On Wednesday, January 22, the Children’s Bureau released an Information Memorandum, ACYF-CB-IM-20-01, regarding new legislation passed in the Further Consolidated Appropriations Bill of 2020 in December 2019: Public Law (P.L.) 116-94 Family First Transition Act. CWLA had endorsed the legislation.
The IM provides basic information on the new law provisions including:
1. The $500 million to all states and jurisdictions distributed under Title IV-B, part 1 formula. States will have two years (retroactive to October 1, 2019) to spend the funds. Funds can be spent in the same way states can spend under the broad Title IV-B part 1 program, Child Welfare Services. States also have the added flexibility of spending funds in a way similar to their expired child welfare waivers in the 22 waiver states. For a list of approximate funding for states under the $500 million grants readers can go here.
NOTE: The Family First Transition grants will be awarded late 3rd quarter or early 4th quarter of FY 2020.
2. A second major feature of the legislation includes a delay in the evidence-based spending thresholds. The District of Columbia and Utah are the first jurisdictions to have a service plan approved by HHS and some of their initial funding will be for the well-supported Parents As Teachers—PAT, home visiting program with Utah adding in some additional programs. Under the new legislation, states can spend any of their funding in FY 2020 and FY 2021 on well-supported, supported, or promising programs. Starting in FY 2022 and 2023, states will have to spend at least 50 percent on well-supported and supported programs and then in 2025 states will have to meet the original 50 percent threshold on the well-supported program.
3. The third provision is an attempt to back-up states with waivers that expired in FY 2019. Separate and not counting the additional $500 million, waiver states will be guaranteed at least 90 percent of their waiver funding if they do not draw down that amount of funding under traditional IV-E funding. In determining what the states expiring waiver grant amount is, HHS will base the calculation on the original waiver calculation of funding with that final funding figure based on waiver financial data as of August 31, 2019—the time period close to when this new bill was announced on Capitol Hill.
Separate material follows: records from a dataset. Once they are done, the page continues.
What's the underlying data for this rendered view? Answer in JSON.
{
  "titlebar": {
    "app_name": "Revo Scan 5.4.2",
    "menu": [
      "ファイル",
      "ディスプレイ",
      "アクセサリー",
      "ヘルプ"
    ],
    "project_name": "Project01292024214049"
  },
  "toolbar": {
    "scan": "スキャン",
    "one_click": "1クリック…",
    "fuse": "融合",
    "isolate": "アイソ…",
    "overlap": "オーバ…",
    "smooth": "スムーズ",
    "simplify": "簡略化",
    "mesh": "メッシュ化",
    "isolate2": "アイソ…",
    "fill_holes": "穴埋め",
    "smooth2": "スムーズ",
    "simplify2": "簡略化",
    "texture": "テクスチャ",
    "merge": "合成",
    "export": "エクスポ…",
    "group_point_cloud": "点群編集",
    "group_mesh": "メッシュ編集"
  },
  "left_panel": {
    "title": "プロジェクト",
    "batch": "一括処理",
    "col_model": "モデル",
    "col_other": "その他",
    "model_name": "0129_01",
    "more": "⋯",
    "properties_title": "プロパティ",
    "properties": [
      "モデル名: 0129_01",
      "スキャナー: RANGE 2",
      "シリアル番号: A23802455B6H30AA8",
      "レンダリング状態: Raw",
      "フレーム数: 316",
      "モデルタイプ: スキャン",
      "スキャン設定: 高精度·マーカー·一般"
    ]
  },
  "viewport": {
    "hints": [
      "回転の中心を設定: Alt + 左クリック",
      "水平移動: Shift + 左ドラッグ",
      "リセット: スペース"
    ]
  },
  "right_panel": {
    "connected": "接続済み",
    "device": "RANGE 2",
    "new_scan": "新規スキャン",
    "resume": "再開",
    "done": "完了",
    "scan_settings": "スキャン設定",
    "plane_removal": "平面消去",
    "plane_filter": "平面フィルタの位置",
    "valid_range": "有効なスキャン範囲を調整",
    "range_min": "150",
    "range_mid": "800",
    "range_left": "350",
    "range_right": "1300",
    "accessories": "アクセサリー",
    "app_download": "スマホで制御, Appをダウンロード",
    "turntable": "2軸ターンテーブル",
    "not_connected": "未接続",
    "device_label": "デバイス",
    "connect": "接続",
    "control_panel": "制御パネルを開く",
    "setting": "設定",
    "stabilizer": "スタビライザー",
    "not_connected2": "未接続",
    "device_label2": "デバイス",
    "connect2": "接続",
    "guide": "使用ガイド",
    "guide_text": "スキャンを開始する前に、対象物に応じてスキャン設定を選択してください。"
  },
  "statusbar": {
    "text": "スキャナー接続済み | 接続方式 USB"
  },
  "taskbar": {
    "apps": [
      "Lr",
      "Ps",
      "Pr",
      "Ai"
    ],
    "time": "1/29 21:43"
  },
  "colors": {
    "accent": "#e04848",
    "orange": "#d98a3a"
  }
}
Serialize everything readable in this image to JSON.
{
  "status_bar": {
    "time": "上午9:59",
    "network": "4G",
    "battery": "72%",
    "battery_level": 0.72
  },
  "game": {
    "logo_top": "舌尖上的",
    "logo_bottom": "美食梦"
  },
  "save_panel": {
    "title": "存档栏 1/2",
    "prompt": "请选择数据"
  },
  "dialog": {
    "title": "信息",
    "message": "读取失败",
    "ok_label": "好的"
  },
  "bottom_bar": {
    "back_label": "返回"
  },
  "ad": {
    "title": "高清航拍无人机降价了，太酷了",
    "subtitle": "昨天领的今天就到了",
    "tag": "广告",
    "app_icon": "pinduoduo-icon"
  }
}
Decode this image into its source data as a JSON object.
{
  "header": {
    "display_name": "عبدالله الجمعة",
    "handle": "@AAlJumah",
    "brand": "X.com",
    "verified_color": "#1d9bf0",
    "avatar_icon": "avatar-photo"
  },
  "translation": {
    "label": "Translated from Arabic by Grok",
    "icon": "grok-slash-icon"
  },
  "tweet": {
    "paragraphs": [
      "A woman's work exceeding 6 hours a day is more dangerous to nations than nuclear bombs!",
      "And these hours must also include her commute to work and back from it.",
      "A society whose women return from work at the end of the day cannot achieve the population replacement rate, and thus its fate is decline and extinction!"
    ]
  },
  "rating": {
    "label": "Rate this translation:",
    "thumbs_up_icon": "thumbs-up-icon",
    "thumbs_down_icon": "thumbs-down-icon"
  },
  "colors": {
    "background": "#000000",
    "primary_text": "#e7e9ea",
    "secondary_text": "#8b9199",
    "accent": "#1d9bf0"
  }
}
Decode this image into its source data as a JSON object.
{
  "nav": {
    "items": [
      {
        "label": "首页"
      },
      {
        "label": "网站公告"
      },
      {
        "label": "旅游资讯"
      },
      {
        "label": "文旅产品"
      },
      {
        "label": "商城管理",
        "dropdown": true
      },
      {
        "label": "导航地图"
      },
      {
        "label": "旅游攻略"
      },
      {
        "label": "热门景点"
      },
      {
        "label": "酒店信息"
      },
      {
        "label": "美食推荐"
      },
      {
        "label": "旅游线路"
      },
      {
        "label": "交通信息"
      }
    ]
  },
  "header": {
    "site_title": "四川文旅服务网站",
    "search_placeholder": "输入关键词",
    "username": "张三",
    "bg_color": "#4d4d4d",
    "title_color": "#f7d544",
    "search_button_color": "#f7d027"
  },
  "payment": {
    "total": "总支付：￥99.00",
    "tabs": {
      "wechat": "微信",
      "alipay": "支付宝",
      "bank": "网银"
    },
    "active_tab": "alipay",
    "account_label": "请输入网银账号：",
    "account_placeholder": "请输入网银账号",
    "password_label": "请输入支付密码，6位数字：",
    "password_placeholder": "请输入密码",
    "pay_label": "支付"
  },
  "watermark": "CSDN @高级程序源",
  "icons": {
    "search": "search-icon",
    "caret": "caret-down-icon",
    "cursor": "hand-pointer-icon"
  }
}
The provision is an attempt to prevent any last-minute recalculation of waiver funding by states.
NOTE: Waiver agencies are required to use the Family First Transition grants and funding for “activities directly associated with implementing the Family First Act,” for fiscal impacts from the transition from the waiver demonstration project, and “the purposes specified in title IV-B.” In addition, states, territories, and tribes must report all plans and activities to HHS.
4. Finally, the bill honors MaryLee Allen from the Children’s Defense Fund by re-naming Title IV-B part 2, the MaryLee Allen Promoting Safe and Stable Families program. Title IV-B, part 1 had been re-named the Stephanie Tubbs Jones Child Welfare Services program in 2011, (PL 112-34) after the late Congresswoman from Ohio. MaryLee Allen passed away last summer. She was an original contributor and advocate for the Title IV-B part 2 program when it was adopted through the 1993 Omnibus Budget Reconciliation Act (PL 103-66) as the Family Preservation and Family Support Act creating the first federal funding specifically targeting family preservation.